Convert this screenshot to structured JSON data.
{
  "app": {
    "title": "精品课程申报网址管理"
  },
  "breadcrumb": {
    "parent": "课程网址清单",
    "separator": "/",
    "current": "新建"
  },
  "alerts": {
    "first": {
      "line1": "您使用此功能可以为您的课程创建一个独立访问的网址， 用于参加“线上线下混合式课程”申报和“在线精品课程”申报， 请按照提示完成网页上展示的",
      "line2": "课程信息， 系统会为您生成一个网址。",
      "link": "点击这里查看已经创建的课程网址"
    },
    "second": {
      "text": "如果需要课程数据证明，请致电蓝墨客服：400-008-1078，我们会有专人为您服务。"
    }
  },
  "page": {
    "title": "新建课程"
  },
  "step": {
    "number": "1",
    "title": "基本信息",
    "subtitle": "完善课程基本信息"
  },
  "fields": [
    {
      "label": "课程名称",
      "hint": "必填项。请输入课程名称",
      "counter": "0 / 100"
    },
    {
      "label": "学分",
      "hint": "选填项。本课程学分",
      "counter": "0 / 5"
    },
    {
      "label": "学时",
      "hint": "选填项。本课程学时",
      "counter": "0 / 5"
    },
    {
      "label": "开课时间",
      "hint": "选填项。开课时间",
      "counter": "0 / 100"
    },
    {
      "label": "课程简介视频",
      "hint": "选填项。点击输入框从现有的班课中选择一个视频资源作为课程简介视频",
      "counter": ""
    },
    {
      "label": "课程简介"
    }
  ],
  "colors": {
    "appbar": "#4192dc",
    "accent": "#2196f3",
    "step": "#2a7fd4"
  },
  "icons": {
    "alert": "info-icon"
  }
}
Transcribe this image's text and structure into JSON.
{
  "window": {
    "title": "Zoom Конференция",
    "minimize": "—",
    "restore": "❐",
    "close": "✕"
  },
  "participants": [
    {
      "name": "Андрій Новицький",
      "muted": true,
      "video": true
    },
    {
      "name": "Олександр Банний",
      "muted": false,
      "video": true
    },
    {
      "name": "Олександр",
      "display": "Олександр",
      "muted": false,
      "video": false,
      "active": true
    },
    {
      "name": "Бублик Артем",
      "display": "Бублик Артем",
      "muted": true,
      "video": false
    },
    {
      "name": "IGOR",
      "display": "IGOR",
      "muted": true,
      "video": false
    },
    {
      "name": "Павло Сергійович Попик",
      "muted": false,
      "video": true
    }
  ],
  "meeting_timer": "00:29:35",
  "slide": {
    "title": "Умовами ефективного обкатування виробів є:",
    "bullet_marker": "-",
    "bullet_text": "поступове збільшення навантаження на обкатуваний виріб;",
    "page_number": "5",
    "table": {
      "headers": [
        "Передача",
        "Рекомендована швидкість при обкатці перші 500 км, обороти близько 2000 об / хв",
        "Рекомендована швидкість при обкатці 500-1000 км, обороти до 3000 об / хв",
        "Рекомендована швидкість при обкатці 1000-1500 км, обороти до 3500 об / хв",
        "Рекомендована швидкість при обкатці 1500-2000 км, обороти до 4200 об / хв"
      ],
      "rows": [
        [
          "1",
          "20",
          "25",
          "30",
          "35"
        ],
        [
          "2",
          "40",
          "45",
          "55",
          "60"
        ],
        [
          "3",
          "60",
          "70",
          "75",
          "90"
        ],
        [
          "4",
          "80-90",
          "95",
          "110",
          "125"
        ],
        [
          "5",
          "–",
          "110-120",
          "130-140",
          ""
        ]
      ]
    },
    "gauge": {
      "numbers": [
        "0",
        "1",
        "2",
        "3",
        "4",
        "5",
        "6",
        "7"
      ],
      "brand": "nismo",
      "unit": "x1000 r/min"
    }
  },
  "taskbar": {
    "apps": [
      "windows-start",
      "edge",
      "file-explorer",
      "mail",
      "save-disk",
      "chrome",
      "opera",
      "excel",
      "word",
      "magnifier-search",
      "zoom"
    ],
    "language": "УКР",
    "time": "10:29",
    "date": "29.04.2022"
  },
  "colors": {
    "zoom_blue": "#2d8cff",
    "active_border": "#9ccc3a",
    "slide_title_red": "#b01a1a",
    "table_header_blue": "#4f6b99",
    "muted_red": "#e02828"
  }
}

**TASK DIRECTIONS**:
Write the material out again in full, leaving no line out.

**ANSWER SPACE**:
Convert this screenshot to structured JSON data.
{
  "app": {
    "title": "精品课程申报网址管理"
  },
  "breadcrumb": {
    "parent": "课程网址清单",
    "separator": "/",
    "current": "新建"
  },
  "alerts": {
    "first": {
      "line1": "您使用此功能可以为您的课程创建一个独立访问的网址， 用于参加“线上线下混合式课程”申报和“在线精品课程”申报， 请按照提示完成网页上展示的",
      "line2": "课程信息， 系统会为您生成一个网址。",
      "link": "点击这里查看已经创建的课程网址"
    },
    "second": {
      "text": "如果需要课程数据证明，请致电蓝墨客服：400-008-1078，我们会有专人为您服务。"
    }
  },
  "page": {
    "title": "新建课程"
  },
  "step": {
    "number": "1",
    "title": "基本信息",
    "subtitle": "完善课程基本信息"
  },
  "fields": [
    {
      "label": "课程名称",
      "hint": "必填项。请输入课程名称",
      "counter": "0 / 100"
    },
    {
      "label": "学分",
      "hint": "选填项。本课程学分",
      "counter": "0 / 5"
    },
    {
      "label": "学时",
      "hint": "选填项。本课程学时",
      "counter": "0 / 5"
    },
    {
      "label": "开课时间",
      "hint": "选填项。开课时间",
      "counter": "0 / 100"
    },
    {
      "label": "课程简介视频",
      "hint": "选填项。点击输入框从现有的班课中选择一个视频资源作为课程简介视频",
      "counter": ""
    },
    {
      "label": "课程简介"
    }
  ],
  "colors": {
    "appbar": "#4192dc",
    "accent": "#2196f3",
    "step": "#2a7fd4"
  },
  "icons": {
    "alert": "info-icon"
  }
}
Transcribe this image's text and structure into JSON.
{
  "window": {
    "title": "Zoom Конференция",
    "minimize": "—",
    "restore": "❐",
    "close": "✕"
  },
  "participants": [
    {
      "name": "Андрій Новицький",
      "muted": true,
      "video": true
    },
    {
      "name": "Олександр Банний",
      "muted": false,
      "video": true
    },
    {
      "name": "Олександр",
      "display": "Олександр",
      "muted": false,
      "video": false,
      "active": true
    },
    {
      "name": "Бублик Артем",
      "display": "Бублик Артем",
      "muted": true,
      "video": false
    },
    {
      "name": "IGOR",
      "display": "IGOR",
      "muted": true,
      "video": false
    },
    {
      "name": "Павло Сергійович Попик",
      "muted": false,
      "video": true
    }
  ],
  "meeting_timer": "00:29:35",
  "slide": {
    "title": "Умовами ефективного обкатування виробів є:",
    "bullet_marker": "-",
    "bullet_text": "поступове збільшення навантаження на обкатуваний виріб;",
    "page_number": "5",
    "table": {
      "headers": [
        "Передача",
        "Рекомендована швидкість при обкатці перші 500 км, обороти близько 2000 об / хв",
        "Рекомендована швидкість при обкатці 500-1000 км, обороти до 3000 об / хв",
        "Рекомендована швидкість при обкатці 1000-1500 км, обороти до 3500 об / хв",
        "Рекомендована швидкість при обкатці 1500-2000 км, обороти до 4200 об / хв"
      ],
      "rows": [
        [
          "1",
          "20",
          "25",
          "30",
          "35"
        ],
        [
          "2",
          "40",
          "45",
          "55",
          "60"
        ],
        [
          "3",
          "60",
          "70",
          "75",
          "90"
        ],
        [
          "4",
          "80-90",
          "95",
          "110",
          "125"
        ],
        [
          "5",
          "–",
          "110-120",
          "130-140",
          ""
        ]
      ]
    },
    "gauge": {
      "numbers": [
        "0",
        "1",
        "2",
        "3",
        "4",
        "5",
        "6",
        "7"
      ],
      "brand": "nismo",
      "unit": "x1000 r/min"
    }
  },
  "taskbar": {
    "apps": [
      "windows-start",
      "edge",
      "file-explorer",
      "mail",
      "save-disk",
      "chrome",
      "opera",
      "excel",
      "word",
      "magnifier-search",
      "zoom"
    ],
    "language": "УКР",
    "time": "10:29",
    "date": "29.04.2022"
  },
  "colors": {
    "zoom_blue": "#2d8cff",
    "active_border": "#9ccc3a",
    "slide_title_red": "#b01a1a",
    "table_header_blue": "#4f6b99",
    "muted_red": "#e02828"
  }
}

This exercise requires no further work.